Dataset rows for apps and sites:
◆ ◆ ◆

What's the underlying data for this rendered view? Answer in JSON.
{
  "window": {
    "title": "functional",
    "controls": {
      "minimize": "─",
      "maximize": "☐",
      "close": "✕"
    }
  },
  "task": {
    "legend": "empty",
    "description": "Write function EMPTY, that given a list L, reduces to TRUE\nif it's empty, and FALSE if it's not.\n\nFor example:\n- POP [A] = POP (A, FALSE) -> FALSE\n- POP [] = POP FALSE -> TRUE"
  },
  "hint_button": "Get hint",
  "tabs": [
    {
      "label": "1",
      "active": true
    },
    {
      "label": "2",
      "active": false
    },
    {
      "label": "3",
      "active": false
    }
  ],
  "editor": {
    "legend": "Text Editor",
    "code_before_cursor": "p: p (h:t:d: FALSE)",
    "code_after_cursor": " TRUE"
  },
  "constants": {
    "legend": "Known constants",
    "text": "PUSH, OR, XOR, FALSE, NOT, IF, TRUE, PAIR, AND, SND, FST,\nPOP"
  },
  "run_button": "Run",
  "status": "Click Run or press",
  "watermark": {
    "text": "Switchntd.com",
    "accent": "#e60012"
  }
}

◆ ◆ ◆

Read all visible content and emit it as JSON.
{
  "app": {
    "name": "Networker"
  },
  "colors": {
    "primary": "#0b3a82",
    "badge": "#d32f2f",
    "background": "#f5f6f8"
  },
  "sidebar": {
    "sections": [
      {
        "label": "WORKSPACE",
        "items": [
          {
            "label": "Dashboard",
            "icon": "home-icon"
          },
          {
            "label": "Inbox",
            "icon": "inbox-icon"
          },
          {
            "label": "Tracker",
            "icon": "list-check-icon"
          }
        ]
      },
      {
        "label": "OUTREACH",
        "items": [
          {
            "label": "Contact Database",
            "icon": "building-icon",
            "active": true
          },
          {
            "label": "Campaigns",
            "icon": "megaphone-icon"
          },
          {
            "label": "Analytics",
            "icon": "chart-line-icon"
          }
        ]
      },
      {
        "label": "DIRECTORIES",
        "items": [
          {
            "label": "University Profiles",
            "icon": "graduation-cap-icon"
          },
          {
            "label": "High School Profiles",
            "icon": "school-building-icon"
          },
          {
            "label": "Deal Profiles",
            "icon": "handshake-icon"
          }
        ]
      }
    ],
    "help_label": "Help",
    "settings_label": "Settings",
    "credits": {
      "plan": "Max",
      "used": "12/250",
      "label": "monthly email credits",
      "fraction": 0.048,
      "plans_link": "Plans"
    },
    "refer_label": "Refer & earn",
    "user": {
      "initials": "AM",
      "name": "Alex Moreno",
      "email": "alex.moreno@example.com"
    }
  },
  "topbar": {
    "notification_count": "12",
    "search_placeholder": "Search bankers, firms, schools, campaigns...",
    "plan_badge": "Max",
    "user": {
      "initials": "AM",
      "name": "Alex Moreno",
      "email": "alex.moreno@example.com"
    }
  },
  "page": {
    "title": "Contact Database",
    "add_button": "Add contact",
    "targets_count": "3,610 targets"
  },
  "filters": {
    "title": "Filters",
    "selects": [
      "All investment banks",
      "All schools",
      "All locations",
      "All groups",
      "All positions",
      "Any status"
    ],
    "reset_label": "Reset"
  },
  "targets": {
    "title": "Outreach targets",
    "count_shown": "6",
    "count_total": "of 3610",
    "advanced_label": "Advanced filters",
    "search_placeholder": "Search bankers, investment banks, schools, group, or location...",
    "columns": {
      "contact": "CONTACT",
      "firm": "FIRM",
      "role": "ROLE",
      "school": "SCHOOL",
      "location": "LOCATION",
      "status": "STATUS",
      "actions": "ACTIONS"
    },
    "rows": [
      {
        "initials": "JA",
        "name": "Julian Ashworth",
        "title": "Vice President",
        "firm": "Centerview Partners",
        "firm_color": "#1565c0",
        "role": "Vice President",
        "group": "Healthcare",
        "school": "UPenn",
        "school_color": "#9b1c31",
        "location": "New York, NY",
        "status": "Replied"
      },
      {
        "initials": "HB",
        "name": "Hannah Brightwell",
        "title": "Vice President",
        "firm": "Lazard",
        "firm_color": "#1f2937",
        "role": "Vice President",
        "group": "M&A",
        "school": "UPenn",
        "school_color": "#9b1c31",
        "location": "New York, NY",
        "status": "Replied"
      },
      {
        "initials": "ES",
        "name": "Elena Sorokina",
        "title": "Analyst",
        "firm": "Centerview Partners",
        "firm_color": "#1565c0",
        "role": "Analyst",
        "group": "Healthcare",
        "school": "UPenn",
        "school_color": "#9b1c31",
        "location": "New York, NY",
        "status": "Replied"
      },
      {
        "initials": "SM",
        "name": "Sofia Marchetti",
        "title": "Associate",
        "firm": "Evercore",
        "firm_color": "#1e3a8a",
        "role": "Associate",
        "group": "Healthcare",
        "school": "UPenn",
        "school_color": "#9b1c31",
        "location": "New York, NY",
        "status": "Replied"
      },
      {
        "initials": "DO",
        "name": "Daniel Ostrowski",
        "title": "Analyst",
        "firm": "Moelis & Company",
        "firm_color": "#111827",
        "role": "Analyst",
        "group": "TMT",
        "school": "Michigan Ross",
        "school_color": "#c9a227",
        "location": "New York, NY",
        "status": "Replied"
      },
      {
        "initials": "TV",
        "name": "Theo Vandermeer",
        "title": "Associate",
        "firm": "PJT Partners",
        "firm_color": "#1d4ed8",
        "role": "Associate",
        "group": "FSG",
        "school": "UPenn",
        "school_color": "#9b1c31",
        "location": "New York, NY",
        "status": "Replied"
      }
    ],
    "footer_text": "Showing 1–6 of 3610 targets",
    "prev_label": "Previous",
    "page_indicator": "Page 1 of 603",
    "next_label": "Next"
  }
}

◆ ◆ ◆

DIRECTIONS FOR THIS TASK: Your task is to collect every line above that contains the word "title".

RESPONSE:
    "title": "functional",
    "title": "Contact Database",
    "title": "Filters",
    "title": "Outreach targets",
        "title": "Vice President",
        "title": "Vice President",
        "title": "Analyst",
        "title": "Associate",
        "title": "Analyst",
        "title": "Associate",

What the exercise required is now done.